Because you’re comfortable with data, you may believe it’s of interest to prospects and clients. It may be, but there’s a simple way to find out for sure: Ask them.
Before you launch into a discussion of why you believe in smart beta, replete with charts and graphs, ask this question: Would you be interested in the data underlying our investment philosophy? You may be surprised at the number of negative responses you receive.
Don’t confuse your belief that prospects and clients should be interested in this information, with justifying an extended discussion of it. Some will want an extended discussion. Others will tell you they trust you to do right by them and have no interest in “getting into the weeds.”
I recently consulted with an advisor who told me he was overwhelmed with the number of quarterly meetings he needed to schedule with clients. I asked how he knew his clients wanted to meet quarterly. He told me he advised them during the onboarding process that he would meet quarterly.
I encouraged him to survey his clients to determine how often they wanted to meet. A sizable number responded that they would prefer to call him when they had a questions and didn’t want to have fixed dates for meetings. Others preferred to meet less frequently. Only a minority wanted to continue meeting quarterly.

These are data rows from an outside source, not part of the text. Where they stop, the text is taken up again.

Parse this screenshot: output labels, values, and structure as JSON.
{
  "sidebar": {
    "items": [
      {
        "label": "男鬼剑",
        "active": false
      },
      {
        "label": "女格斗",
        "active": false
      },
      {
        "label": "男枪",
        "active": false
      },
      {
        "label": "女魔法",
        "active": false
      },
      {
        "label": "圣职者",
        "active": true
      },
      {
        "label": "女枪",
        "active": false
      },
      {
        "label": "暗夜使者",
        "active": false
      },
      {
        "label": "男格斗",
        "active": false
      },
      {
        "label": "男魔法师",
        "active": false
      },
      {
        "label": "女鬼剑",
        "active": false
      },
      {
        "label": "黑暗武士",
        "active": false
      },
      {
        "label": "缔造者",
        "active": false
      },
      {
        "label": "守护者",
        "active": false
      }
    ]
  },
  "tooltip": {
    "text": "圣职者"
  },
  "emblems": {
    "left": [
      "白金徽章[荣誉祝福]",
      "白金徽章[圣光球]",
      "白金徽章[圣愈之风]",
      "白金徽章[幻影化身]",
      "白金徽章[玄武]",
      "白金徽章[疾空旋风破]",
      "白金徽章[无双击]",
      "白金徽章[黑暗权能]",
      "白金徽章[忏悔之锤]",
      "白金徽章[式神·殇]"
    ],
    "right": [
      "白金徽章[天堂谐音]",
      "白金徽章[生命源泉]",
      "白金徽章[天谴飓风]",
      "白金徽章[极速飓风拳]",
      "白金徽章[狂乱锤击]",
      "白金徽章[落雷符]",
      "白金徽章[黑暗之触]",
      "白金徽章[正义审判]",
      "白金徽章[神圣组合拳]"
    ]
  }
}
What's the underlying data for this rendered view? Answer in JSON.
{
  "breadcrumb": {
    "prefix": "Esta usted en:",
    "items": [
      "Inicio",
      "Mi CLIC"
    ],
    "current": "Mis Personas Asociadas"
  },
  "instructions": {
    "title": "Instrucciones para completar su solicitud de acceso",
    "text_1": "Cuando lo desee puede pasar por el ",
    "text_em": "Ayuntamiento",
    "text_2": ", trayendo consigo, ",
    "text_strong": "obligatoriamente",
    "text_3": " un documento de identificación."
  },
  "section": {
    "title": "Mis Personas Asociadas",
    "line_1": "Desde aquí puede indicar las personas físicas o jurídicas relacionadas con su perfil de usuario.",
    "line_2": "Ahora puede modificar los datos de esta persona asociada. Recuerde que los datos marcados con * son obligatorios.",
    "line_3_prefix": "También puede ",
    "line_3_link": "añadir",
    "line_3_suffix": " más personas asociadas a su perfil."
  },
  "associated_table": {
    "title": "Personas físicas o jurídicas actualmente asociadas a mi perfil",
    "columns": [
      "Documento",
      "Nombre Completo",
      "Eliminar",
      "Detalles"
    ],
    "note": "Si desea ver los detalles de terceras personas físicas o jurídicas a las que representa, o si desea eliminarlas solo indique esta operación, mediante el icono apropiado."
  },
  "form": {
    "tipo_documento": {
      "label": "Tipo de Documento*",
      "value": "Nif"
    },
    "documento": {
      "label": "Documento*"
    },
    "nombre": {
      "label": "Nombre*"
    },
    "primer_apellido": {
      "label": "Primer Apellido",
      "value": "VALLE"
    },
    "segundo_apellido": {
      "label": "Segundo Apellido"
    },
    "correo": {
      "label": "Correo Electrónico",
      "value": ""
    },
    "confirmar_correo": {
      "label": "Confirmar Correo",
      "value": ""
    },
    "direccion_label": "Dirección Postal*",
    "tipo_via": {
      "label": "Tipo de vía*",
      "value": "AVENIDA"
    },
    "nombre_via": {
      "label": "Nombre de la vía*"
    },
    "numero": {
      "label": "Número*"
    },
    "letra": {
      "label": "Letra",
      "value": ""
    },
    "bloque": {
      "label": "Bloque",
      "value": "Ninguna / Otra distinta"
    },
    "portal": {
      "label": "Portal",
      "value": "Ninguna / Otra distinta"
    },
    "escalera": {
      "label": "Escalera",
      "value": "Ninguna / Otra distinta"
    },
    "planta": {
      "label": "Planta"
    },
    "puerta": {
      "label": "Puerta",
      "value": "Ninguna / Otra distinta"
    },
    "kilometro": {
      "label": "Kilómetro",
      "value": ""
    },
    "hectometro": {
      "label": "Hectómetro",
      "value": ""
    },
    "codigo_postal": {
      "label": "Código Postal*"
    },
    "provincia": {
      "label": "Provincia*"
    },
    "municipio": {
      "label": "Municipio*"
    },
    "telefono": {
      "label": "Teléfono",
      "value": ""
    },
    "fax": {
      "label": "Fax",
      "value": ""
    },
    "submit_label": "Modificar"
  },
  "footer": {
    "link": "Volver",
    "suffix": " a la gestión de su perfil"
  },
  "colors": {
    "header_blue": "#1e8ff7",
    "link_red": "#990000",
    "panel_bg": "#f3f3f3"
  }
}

As an advisor, you have asymmetric knowledge. You know more about investing and financial planning than your clients. It’s not much of a leap for you to believe you know what’s best for them.
You may, but only they understand what works for them.
Make a list of the assumptions you are making about prospects and clients. Question the validity of each of them.
Don’t “assume” your assumptions are correct.
This article discusses the dangers of making assumptions.